Silicon Valley-based solar cell manufacturer SunPower Corp. announced today that it’s decided to site its newest manufacturing plant in California, a move that CEO Tom Werner says will create hundreds of jobs and may prompt an “economic cluster” that will attract similar projects.
SunPower has partnered with contract manufacturer Flextronics, and plans for the Milipitas-based operation to be up and running by the end of the year, producing high-efficiency solar cells.
Werner and Flextronics CEO E.C. Sykes were joined at the announcement in Milipitas by Gov. Arnold Schwarzenegger, who sported a green tie and chastised the assembled crowd for not celebrating Earth Day with similar fashion choices.
“I am so excited about this,” said Schwarzenegger about the new project. “This proves that protecting the economy and protecting the environment can be done simultaneously.”
Werner said locating the manufacturing operation in California makes sense both for economic reasons and because California is home to a large solar market, thanks to the state’s Renewable Portfolio Standard, requiring 33% renewable energy by 2020, and the Million Solar Roofs Initiative. Werner added that a record 50 megawatts of rooftop solar power were installed last month in California.

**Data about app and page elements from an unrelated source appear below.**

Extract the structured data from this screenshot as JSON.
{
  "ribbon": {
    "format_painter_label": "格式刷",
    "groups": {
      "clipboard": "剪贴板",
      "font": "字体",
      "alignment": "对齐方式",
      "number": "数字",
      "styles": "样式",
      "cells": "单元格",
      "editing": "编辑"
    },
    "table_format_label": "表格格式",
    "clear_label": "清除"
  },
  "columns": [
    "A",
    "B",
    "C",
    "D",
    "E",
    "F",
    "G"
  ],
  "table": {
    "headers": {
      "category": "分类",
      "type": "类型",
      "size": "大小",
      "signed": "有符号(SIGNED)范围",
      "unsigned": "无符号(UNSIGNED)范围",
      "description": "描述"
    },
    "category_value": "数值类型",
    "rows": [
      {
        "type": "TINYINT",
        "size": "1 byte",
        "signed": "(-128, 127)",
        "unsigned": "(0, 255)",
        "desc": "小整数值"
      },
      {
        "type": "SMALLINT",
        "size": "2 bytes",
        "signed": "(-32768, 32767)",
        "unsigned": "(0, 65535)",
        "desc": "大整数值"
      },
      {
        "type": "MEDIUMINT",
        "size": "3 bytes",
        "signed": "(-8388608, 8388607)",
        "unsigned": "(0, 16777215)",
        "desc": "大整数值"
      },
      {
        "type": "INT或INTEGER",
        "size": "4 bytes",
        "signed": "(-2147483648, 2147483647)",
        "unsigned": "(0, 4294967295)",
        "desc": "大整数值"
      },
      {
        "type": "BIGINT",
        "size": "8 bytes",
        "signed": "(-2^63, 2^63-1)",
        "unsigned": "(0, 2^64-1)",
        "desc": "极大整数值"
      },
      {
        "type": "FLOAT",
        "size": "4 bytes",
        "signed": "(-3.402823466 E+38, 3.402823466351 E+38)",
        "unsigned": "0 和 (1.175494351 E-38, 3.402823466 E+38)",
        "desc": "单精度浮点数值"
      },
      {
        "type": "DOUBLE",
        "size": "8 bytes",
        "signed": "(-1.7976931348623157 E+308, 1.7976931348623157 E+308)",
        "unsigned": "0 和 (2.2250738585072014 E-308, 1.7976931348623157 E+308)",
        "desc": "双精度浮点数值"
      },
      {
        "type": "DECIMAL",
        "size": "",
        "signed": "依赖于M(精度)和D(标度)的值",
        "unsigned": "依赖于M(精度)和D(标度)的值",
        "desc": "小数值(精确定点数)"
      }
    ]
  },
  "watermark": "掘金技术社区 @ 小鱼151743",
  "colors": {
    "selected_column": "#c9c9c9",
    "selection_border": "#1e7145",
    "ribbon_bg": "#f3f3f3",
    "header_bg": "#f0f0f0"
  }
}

“You want to be close to your customer for logistical reasons, and also because you learn from your customer and you build it back into your product,” Werner told me following the staged media event. “And by being local you can learn faster than you can if you’re distant.”
Other California selling points were a green manufacturing equipment sales tax exemption, which enabled SunPower to buy equipment for the facility tax-free, and low-interest loans from Recovery Act funds granted through the City of Milpitas, said Werner.
Governor Schwarzenegger used the occasion to warn Californians against taking the state’s environmental laws for granted.
“Right now there are greedy Texas oil companies that want to come in here and spend millions of dollars to roll back AB 32 (the state’s 2006 carbon legislation) and our other environmental laws,” he said. “Why? Because they don’t like that there’s alternative energy being created. They don’t like what you are doing here.”